“People know me but they probably don’t know this side to me. When we played Man City last season, Keira came up to me having a laugh and a joke and I’m not saying I don’t do that anymore, but I’ve got my head screwed on now, I know what I want to do with my career.”
That career so far has seen her make more than 50 appearances for Everton since her debut at just 18 in 2015, as well as regular appearances in England youth teams all the way up to Under-23 level.
While a new journey now awaits, Levell is excited about her future and is even considering an international career with Scotland, which she qualifies for through her mum.
“Leaving Everton was just about playing time,” she admitted. “I’m 23 now and still trying my best to get exposure to international football, whether that be England or Scotland. You need to be playing consistently. It’s about playing again, enjoying it again, getting into a proper match-day routine again where I know I’ll be starting or at least in the squad.”
On her potential representation of Scotland, Levell adds, “Both Willie [Kirk] and Chris [Roberts] are Scottish and they were quite helpful in terms of saying they’d set up that conversation with Shelley Kerr [Scotland head coach] if I wanted it.
“At the time I was quite focused on the league, but Scotland is a big one because my mum is Scottish. She’s pushing me that way but my dad’s telling me to hold on for England!”
Levell had the best education possible, coming into an Everton side as a teenager and training alongside then England national team goalkeeper Rachel Brown-Finnis, as well as Lizzie Durack, who would also earn several caps for the Lionesses.

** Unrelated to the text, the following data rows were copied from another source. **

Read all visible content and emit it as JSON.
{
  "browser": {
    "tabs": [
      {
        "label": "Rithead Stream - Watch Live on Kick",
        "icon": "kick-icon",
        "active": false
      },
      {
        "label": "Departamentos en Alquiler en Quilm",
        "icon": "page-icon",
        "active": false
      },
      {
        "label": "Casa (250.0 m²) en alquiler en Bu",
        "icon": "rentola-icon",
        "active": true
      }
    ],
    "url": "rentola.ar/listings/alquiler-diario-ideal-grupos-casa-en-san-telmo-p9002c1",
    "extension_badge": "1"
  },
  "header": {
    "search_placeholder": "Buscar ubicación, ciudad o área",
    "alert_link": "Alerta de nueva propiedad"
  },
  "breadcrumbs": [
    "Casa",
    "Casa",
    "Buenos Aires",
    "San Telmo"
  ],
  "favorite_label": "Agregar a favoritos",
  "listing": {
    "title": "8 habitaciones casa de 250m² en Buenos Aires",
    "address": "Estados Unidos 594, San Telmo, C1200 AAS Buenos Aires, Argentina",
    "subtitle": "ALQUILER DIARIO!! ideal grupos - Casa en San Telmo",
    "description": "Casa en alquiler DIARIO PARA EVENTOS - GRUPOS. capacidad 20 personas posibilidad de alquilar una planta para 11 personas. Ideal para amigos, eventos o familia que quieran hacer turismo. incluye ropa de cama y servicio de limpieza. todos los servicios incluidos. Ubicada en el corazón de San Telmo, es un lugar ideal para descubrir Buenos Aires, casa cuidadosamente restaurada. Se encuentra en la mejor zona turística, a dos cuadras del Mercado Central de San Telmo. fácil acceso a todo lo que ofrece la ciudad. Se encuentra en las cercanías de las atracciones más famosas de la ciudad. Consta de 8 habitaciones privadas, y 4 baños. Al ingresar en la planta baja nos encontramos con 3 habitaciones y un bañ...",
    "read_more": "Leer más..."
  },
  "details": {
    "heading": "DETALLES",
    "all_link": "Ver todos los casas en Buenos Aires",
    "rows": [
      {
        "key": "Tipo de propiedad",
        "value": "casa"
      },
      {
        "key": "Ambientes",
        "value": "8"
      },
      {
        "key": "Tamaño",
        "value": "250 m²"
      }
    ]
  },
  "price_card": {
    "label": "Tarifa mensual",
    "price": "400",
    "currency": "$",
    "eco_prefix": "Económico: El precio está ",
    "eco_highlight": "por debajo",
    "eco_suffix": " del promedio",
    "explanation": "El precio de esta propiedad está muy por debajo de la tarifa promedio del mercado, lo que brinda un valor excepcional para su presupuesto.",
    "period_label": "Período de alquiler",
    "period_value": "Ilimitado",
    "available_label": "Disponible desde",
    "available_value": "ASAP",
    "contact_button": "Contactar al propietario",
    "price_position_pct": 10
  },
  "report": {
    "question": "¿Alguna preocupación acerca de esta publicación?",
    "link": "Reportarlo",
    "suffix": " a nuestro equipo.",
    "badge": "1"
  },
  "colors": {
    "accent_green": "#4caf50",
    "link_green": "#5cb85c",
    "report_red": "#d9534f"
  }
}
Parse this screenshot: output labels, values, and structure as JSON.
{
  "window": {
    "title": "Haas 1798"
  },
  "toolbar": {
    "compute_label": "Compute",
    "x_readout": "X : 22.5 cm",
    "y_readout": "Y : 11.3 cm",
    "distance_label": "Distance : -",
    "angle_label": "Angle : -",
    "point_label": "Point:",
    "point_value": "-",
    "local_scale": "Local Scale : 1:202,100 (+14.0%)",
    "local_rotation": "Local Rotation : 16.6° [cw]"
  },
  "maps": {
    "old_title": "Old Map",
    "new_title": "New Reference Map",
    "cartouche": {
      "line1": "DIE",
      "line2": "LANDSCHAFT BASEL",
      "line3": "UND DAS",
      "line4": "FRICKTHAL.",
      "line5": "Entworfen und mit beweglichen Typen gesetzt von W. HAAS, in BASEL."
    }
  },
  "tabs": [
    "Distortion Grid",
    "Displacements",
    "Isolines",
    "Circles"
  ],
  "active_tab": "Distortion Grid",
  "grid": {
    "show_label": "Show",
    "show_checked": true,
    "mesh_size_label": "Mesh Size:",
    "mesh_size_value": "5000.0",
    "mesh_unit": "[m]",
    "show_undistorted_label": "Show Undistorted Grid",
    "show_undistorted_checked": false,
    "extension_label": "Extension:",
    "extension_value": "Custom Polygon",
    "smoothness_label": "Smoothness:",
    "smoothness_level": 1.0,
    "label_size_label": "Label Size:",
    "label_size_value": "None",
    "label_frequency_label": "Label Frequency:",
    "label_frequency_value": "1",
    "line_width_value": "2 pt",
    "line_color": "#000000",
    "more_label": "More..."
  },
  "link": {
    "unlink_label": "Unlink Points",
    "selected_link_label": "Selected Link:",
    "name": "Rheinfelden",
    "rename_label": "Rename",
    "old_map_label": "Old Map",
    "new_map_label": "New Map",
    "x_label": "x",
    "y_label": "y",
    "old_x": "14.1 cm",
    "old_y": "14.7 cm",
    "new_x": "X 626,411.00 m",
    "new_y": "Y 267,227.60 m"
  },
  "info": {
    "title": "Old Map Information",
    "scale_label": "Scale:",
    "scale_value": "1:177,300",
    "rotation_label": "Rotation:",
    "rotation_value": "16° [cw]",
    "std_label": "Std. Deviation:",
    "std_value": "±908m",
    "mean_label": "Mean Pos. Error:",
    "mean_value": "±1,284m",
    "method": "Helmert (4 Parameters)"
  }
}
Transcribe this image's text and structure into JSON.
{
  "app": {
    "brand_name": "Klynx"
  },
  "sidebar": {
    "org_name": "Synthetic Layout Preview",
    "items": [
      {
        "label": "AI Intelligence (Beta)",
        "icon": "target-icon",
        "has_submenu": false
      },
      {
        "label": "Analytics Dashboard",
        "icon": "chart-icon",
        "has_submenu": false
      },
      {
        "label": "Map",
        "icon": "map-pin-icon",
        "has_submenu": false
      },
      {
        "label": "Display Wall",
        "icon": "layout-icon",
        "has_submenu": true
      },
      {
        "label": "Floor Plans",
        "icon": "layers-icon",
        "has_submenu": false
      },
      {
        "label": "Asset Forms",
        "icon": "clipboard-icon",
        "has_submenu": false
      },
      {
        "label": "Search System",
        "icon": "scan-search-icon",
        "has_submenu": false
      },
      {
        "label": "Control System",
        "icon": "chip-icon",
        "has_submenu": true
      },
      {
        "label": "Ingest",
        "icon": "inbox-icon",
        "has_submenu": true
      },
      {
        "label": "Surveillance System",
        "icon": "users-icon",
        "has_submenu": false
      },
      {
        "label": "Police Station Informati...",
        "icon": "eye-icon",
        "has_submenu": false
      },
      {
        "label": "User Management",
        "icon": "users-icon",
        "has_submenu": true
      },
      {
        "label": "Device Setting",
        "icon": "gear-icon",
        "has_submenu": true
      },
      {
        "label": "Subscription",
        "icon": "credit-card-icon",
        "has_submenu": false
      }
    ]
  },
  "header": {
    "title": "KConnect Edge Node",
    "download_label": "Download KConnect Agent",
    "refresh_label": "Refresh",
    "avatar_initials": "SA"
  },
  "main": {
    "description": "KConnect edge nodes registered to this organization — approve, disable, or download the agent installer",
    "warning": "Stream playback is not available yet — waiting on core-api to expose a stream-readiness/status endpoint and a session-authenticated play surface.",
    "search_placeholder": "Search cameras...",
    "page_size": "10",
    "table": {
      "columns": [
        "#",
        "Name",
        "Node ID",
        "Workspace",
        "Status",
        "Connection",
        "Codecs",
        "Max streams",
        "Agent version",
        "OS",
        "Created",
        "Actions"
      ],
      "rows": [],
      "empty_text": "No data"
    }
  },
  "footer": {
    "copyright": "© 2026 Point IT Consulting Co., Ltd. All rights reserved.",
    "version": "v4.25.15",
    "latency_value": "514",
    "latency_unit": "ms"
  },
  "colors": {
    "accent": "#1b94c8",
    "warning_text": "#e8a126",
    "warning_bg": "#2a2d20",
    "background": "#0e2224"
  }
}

“Rach had a few injuries and at one point Lizzie had to fly back to Australia and I came into the team. After that I got a contract and I’ve been competing with some top goalkeepers ever since. Lizzie, I really looked up to because she was in the England setup. Megan Walsh, Alex Brooks, Becky Flaherty, and then Tinja [Korpela], she was probably the biggest competition in terms of the player she was but I learned a lot from her.”
While Levell has often caught the eye for some of her standout reflex-saves, her international career never went any further than U-23 level, with other youngsters such as Ellie Roebuck and former Everton teammate Sandy MacIver being fast-tracked into the first team setup.
But with Scotland still a potential avenue, Levell doesn’t hold any remorse for the fact she has often been overlooked by the England national team.
“I think some international teams now are looking for the more taller goalkeepers,” she admitted. “Me and Sophie Baggaley are a bit smaller, but we’re probably better at kicking and things like that, but obviously the taller goalkeepers have more reach.
“You’re never a complete goalkeeper, there’s always something you can work on. I didn’t get too disheartened. I get a lot of support from fans and that’s nice.”
Her impressive reflexes shouldn’t be a huge surprise given she also spent parts of her childhood training in both ballet and karate, the latter of which she has a black belt in.
“I think it must have been about getting flexible for football,” she laughed. “I’d do ballet after school on a Monday and Friday. I went to karate because I had so much energy, my mum always said too much energy!
“I gave karate up because it clashed with my football sessions. I used to be coached by John Achterberg, the Liverpool goalkeeper coach now. They didn’t really let girls train but they let me trial. I was always involved with goalkeeper camps, I’ve never been an outfield player.”
Ahead of a new season and a fresh start, Levell is keen to ensure the new side of her continues to come to the fore as she continues to strive to make her family proud but also do justice to her own dreams and newfound self-determination that came after her brother’s death.
“I’m still a people’s person, I’ll get on with absolutely anybody and everybody! But now I’m someone who is self-driven, that’s my main two words to describe myself now.”